Brevy is a wiki for summaries of peer-reviewed research. Here we seek to make research more open, accessible, and understandable for the general public while providing tools to communicate and engage with academic works. Brevy does this by providing a platform to easily create, browse, organize, and discuss these summaries. No account or coding knowledge needed! There's more to say on this below, but here are a few highlights:
- Research available to the public
Over 1 million new pieces of knowledge are added each year as academic papers, and yet the world may have access to less than half of it! With much of our understanding in science and other fields hidden behind expensive paywalls, and moreover, with much of it written in a language only a narrow subset of a narrow subset of experts can understand, the general public often does not have a means of accessing the same knowledge they pay for and support. Brevy attempts to bridge that gap by providing short, plain-language summaries for lay readers and other interested stakeholders.

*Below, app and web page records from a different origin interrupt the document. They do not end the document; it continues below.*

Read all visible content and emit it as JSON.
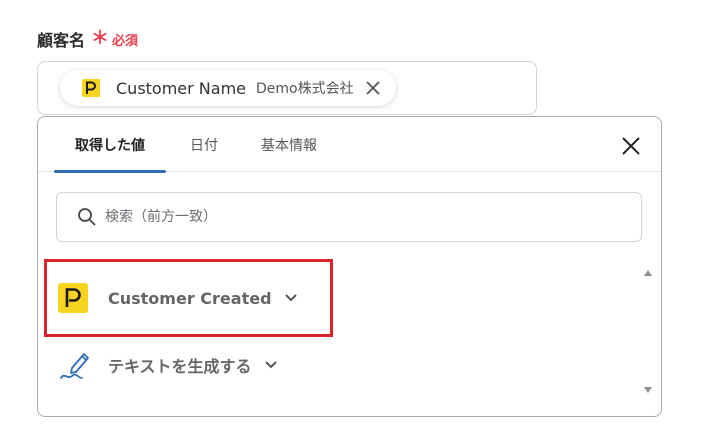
{
  "field": {
    "label": "顧客名",
    "required_star": "＊",
    "required_text": "必須",
    "chip": {
      "name": "Customer Name",
      "value": "Demo株式会社"
    }
  },
  "panel": {
    "tabs": [
      {
        "label": "取得した値",
        "active": true
      },
      {
        "label": "日付",
        "active": false
      },
      {
        "label": "基本情報",
        "active": false
      }
    ],
    "search": {
      "placeholder": "検索（前方一致）",
      "value": ""
    },
    "items": [
      {
        "label": "Customer Created",
        "icon": "p-app-icon"
      },
      {
        "label": "テキストを生成する",
        "icon": "pen-icon"
      }
    ]
  },
  "colors": {
    "required": "#e8424f",
    "tab_underline": "#2e6eb8",
    "highlight": "#d8242b",
    "app_badge": "#f6d41f"
  }
}
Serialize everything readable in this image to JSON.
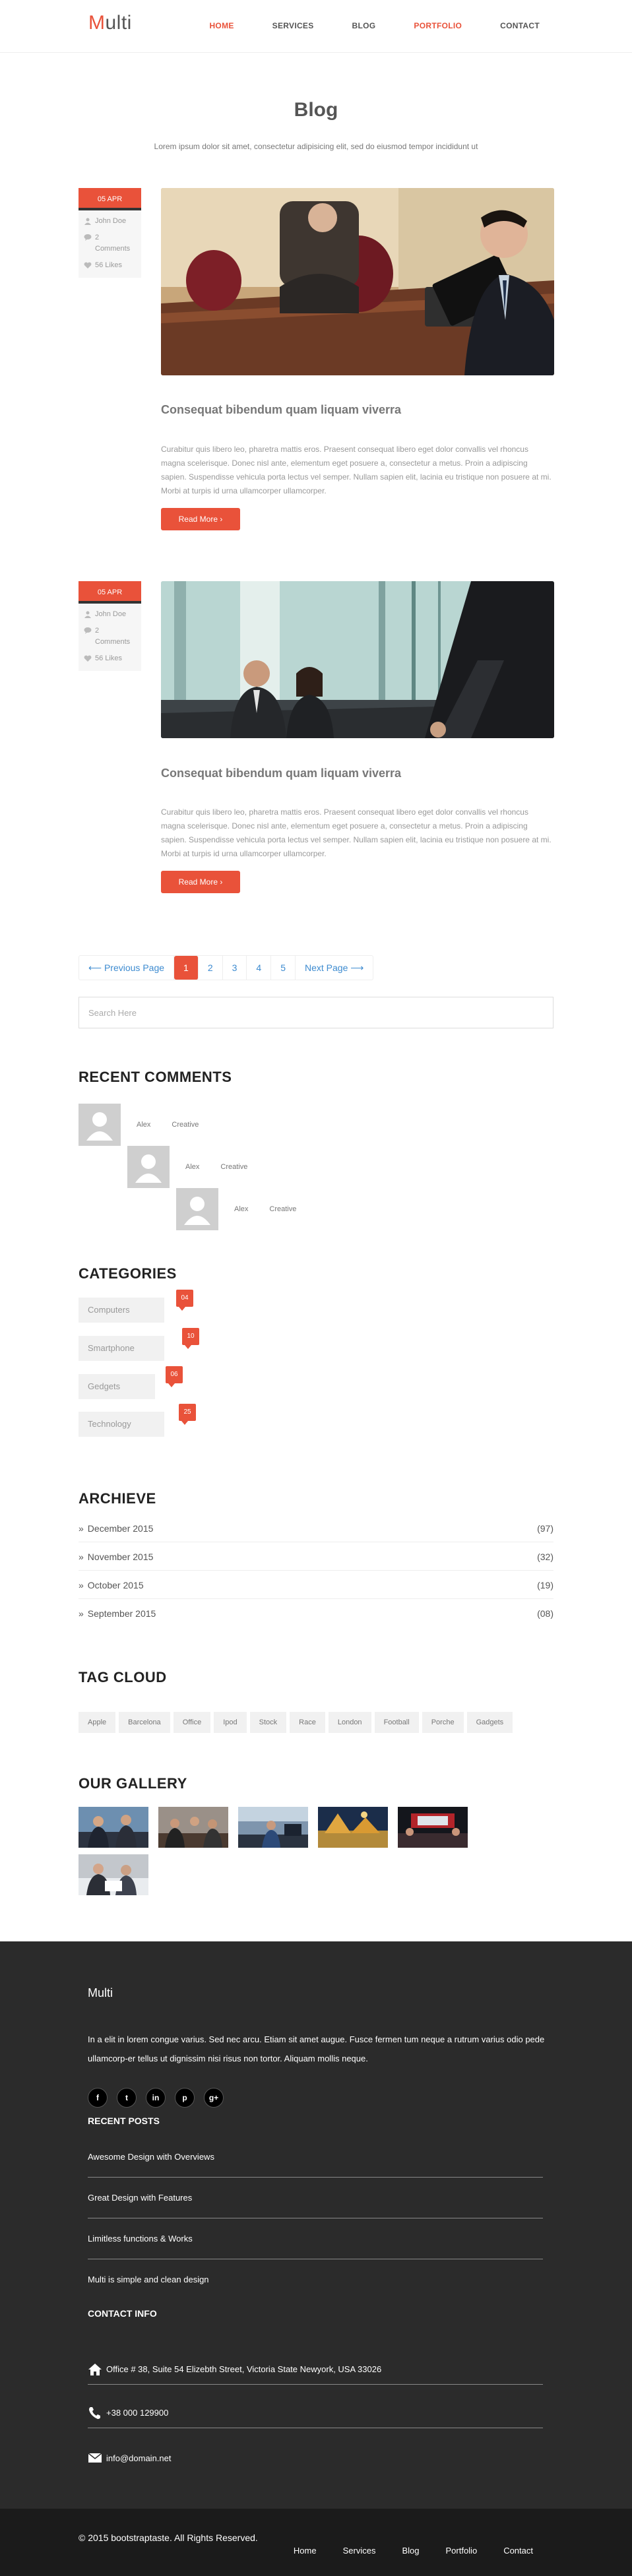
{
  "header": {
    "logo_first": "M",
    "logo_rest": "ulti",
    "nav": [
      {
        "label": "HOME",
        "active": true
      },
      {
        "label": "SERVICES",
        "active": false
      },
      {
        "label": "BLOG",
        "active": false
      },
      {
        "label": "PORTFOLIO",
        "active": true
      },
      {
        "label": "CONTACT",
        "active": false
      }
    ]
  },
  "page": {
    "title": "Blog",
    "subtitle": "Lorem ipsum dolor sit amet, consectetur adipisicing elit, sed do eiusmod tempor incididunt ut"
  },
  "posts": [
    {
      "date": "05 APR",
      "author": "John Doe",
      "comments": "2 Comments",
      "likes": "56 Likes",
      "title": "Consequat bibendum quam liquam viverra",
      "excerpt": "Curabitur quis libero leo, pharetra mattis eros. Praesent consequat libero eget dolor convallis vel rhoncus magna scelerisque. Donec nisl ante, elementum eget posuere a, consectetur a metus. Proin a adipiscing sapien. Suspendisse vehicula porta lectus vel semper. Nullam sapien elit, lacinia eu tristique non posuere at mi. Morbi at turpis id urna ullamcorper ullamcorper.",
      "read_more": "Read More ›"
    },
    {
      "date": "05 APR",
      "author": "John Doe",
      "comments": "2 Comments",
      "likes": "56 Likes",
      "title": "Consequat bibendum quam liquam viverra",
      "excerpt": "Curabitur quis libero leo, pharetra mattis eros. Praesent consequat libero eget dolor convallis vel rhoncus magna scelerisque. Donec nisl ante, elementum eget posuere a, consectetur a metus. Proin a adipiscing sapien. Suspendisse vehicula porta lectus vel semper. Nullam sapien elit, lacinia eu tristique non posuere at mi. Morbi at turpis id urna ullamcorper ullamcorper.",
      "read_more": "Read More ›"
    }
  ],
  "pagination": {
    "prev": "⟵ Previous Page",
    "pages": [
      "1",
      "2",
      "3",
      "4",
      "5"
    ],
    "active": "1",
    "next": "Next Page ⟶"
  },
  "search": {
    "placeholder": "Search Here"
  },
  "recent_comments": {
    "title": "RECENT COMMENTS",
    "items": [
      {
        "name": "Alex",
        "role": "Creative"
      },
      {
        "name": "Alex",
        "role": "Creative"
      },
      {
        "name": "Alex",
        "role": "Creative"
      }
    ]
  },
  "categories": {
    "title": "CATEGORIES",
    "items": [
      {
        "label": "Computers",
        "count": "04"
      },
      {
        "label": "Smartphone",
        "count": "10"
      },
      {
        "label": "Gedgets",
        "count": "06"
      },
      {
        "label": "Technology",
        "count": "25"
      }
    ]
  },
  "archive": {
    "title": "ARCHIEVE",
    "items": [
      {
        "label": "December 2015",
        "count": "(97)"
      },
      {
        "label": "November 2015",
        "count": "(32)"
      },
      {
        "label": "October 2015",
        "count": "(19)"
      },
      {
        "label": "September 2015",
        "count": "(08)"
      }
    ]
  },
  "tag_cloud": {
    "title": "TAG CLOUD",
    "tags": [
      "Apple",
      "Barcelona",
      "Office",
      "Ipod",
      "Stock",
      "Race",
      "London",
      "Football",
      "Porche",
      "Gadgets"
    ]
  },
  "gallery": {
    "title": "OUR GALLERY"
  },
  "footer": {
    "brand": "Multi",
    "text": "In a elit in lorem congue varius. Sed nec arcu. Etiam sit amet augue. Fusce fermen tum neque a rutrum varius odio pede ullamcorp-er tellus ut dignissim nisi risus non tortor. Aliquam mollis neque.",
    "socials": [
      "f",
      "t",
      "in",
      "p",
      "g+"
    ],
    "recent_posts_title": "RECENT POSTS",
    "recent_posts": [
      "Awesome Design with Overviews",
      "Great Design with Features",
      "Limitless functions & Works",
      "Multi is simple and clean design"
    ],
    "contact_title": "CONTACT INFO",
    "contact": {
      "address": "Office # 38, Suite 54 Elizebth Street, Victoria State Newyork, USA 33026",
      "phone": "+38 000 129900",
      "email": "info@domain.net"
    }
  },
  "bottom_bar": {
    "copyright": "© 2015 bootstraptaste. All Rights Reserved.",
    "links": [
      "Home",
      "Services",
      "Blog",
      "Portfolio",
      "Contact"
    ]
  },
  "colors": {
    "accent": "#e9523a",
    "footer_bg": "#2b2b2b",
    "bottom_bg": "#1b1b1b",
    "link": "#3d8bd0"
  }
}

- Research with more impact
Good research often takes years of dedicated, hard work, and yet many research papers unfortunately remain uncited, are rarely read by others, and have little attention in the public domain. By providing a summary of these works, Brevy creates an easily accessible bridge to the work-- increasing its visibility and ability to be found online, fostering understanding, and creating a means to easily share its key ideas with others.
- Research that's more engaged
There's a lot of other ways to engage with research on Brevy! Ask questions and pose feedback on the talk pages. Curate and organize papers on the community hub. Rate the work's significance. Find download links. Create an expert summary version for academic use. Or even make summaries a class assignment to help get undergrad and early grad students involved in the literature!
Please note that Brevy just went online this year, and we would still consider it in "beta" status. It's likely the site will remain without a large number of summaries for a bit and some of its functionality might change until we gain traction. Help us out to help us grow more quickly!
How It Works
Like Wikipedia, anyone can edit Brevy. Here, however, users submit short, easy to understand summaries of academic research through an easy-to-use form. No coding knowledge is needed, and Brevy automatically sets up a page that makes getting the gist of the research quick and painless. We encourage authors to add summaries of their own works but are happy to accept summaries from anyone who feels they can contribute. Users have the choice of adding a regular "Basic" summary aimed at a general public audience or an "Expert" version which can be longer and more complex aimed for academic use.
Since neither facts nor ideas can be copyrighted, we are able to share summaries in this manner. In order to keep the work here open, all user edits to Brevy are understood as licensed under the Creative Commons License (CC BY-SA 4.0) allowing them to be shared and re-used.
Who is Brevy For?
Brevy provides a quick, plain-language view of any research that has been added to our database as well as a host of other tools such as download links, discussion pages, research ratings, and a community space to gather and organize content. These summaries are intentionally kept short and organized for scannability to allow one to decide whether to pursue the paper itself further rather than having to read the whole article. The summaries are open for all and can be used as a bridge to learn more about topics of interest, find research for relevant stakeholders, share and discuss works of significance, or however else you may find it helpful!
Researchers & Professors
For researchers and professors, Brevy provides an easy and quick way to bridge your work to the public and create further impact-- increasing its visibility and ability to be found online, fostering understanding, and creating a means to easily share its key ideas with others. The summaries may also provide an easier entrance to understanding for those working outside of their core field (each summary allows for an "expert" version targeted in such a way also) or a way of determining whether to pursue a paper further in the case of not having a journal subscription. It also offers a nice class platform for assigning student reading of literature while contributing to a meaningful framework and open access.
Students, especially graduate students, will likely find the plain-language summaries offered on Brevy as a useful guide to understanding as they begin in reading the full works required of them in their studies. Moreover, Brevy offers a useful means of keeping notes (in the form of summaries) as students study for exams. Students may also use the community hub to organize or curate summary content by topic and the talk pages for further discussion.
High school teachers and other educators may find the plain-language summaries offered on Brevy as a means to begin exposure to real works of research at an earlier age. It may also provide a convenient means of learning about new studies in their field.
Communicators and Journalists
Once Brevy builds up a substantial amount of content, it may serve as a convenient means to keep up with literature in one's reporting field and then provide a link for readers to investigate further. Furthermore, each summary page has a "critical response" section to help gain further nuance on the piece and to flag papers of dubious rapport. Help encourage researchers you know to add to Brevy so we can help you!
Who is Brevy?
Brevy is an independent, volunteer group of a few stubborn individuals who work on the project during their off hours (read "nights and weekends") along with the thankful contributions of users like you. As we grow, we'll eventually have an appropriate non-profit structure set up and continue to dedicate further time to the effort.
Finding Your Way Around
The navigation bar on the left contains most of what you should need, and the links on the top right of any page contains any user-specific links (such as Preferences). If this is your first time navigating a wiki though, you might want to check out the Intro to wiki page. Most questions about creating a summary are likely answered on the form used to make summaries, but you might still consider the Editing Guide for more details. For all else, try out the navigation links on the left or visit our FAQ page.